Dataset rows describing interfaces
=======

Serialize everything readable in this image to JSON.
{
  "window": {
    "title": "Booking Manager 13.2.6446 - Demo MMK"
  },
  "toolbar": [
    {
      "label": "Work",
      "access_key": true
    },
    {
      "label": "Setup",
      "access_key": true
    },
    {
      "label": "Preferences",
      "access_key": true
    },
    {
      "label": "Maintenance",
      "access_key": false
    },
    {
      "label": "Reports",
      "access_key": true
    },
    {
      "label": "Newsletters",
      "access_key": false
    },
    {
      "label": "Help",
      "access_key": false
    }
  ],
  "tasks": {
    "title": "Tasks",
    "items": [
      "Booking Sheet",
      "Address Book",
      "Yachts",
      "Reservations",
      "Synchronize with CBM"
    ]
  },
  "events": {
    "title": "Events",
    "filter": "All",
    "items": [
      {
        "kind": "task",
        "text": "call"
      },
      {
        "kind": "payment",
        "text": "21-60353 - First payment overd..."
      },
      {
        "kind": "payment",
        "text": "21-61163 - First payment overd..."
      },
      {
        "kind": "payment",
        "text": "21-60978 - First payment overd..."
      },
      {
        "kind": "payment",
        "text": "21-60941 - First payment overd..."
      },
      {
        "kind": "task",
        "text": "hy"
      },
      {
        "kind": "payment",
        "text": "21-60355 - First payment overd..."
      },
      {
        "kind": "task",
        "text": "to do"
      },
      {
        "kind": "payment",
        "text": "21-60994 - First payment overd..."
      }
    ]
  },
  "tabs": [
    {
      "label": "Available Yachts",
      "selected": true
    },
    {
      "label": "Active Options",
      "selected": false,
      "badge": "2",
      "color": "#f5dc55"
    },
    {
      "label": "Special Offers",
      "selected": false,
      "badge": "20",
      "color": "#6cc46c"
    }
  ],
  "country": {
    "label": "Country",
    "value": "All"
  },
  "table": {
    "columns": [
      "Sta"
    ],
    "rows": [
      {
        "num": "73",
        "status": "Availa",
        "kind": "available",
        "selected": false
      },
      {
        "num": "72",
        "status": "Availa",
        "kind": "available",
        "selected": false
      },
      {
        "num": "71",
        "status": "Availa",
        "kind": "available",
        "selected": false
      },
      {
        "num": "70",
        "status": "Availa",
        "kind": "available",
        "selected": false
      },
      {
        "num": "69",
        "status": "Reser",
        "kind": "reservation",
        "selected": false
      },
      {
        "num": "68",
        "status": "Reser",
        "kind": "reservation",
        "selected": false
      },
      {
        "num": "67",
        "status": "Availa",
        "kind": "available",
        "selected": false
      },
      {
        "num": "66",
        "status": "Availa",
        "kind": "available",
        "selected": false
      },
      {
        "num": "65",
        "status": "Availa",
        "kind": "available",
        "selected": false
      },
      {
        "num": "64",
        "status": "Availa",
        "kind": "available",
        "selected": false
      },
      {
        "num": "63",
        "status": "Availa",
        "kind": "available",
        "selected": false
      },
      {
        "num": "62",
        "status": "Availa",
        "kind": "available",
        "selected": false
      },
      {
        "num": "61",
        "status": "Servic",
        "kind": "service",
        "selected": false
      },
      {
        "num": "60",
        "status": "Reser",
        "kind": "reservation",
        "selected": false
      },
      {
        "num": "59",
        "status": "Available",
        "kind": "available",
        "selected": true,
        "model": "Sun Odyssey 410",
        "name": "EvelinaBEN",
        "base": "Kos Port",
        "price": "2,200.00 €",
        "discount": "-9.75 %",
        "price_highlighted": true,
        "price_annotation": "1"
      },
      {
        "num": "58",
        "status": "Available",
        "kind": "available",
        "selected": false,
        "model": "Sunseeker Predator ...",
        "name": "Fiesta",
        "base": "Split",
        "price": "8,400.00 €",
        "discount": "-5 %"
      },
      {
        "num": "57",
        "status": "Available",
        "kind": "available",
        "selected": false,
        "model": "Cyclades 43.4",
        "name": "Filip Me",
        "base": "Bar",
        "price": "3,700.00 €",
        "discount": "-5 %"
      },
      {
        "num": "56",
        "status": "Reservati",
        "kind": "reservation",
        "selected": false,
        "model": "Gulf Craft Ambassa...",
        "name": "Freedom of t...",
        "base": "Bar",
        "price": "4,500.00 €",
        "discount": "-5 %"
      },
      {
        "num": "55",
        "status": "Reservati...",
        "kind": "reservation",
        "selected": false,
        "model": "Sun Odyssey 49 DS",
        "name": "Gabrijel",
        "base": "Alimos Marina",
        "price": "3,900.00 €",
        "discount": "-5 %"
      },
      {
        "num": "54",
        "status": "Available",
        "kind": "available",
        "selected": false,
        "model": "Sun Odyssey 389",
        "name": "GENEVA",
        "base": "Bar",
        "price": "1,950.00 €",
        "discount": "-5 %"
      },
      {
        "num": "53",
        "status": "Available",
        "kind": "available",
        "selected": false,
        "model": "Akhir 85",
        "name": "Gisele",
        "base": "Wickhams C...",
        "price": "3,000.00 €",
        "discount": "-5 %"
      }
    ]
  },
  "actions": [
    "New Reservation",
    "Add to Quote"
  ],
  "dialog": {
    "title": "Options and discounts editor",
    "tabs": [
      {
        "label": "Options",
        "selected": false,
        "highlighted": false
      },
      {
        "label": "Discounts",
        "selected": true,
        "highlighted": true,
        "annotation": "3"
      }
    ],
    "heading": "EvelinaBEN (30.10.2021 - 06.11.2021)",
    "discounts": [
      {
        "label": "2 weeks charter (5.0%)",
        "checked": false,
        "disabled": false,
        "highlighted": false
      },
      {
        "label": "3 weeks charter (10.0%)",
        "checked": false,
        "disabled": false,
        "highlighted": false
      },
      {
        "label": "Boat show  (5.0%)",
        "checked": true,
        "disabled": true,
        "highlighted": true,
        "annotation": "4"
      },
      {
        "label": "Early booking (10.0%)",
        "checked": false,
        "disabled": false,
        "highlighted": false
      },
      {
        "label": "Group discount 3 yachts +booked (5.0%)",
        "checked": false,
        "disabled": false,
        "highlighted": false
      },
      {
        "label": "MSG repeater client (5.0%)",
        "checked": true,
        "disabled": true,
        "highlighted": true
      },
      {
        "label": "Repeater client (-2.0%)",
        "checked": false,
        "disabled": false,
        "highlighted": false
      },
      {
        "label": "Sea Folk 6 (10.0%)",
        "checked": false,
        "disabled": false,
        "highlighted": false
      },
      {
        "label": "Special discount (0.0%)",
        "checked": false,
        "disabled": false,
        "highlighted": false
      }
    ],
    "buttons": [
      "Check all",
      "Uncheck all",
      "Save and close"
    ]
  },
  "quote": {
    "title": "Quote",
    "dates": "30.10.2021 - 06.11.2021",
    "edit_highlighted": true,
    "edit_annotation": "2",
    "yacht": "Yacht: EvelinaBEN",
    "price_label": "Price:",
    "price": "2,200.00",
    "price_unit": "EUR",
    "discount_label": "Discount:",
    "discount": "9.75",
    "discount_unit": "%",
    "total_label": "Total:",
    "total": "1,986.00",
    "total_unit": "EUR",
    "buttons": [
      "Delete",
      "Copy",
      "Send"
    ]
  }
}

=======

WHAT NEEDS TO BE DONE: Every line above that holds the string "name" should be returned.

RESULT OF THE TASK:
        "name": "EvelinaBEN",
        "name": "Fiesta",
        "name": "Filip Me",
        "name": "Freedom of t...",
        "name": "Gabrijel",
        "name": "GENEVA",
        "name": "Gisele",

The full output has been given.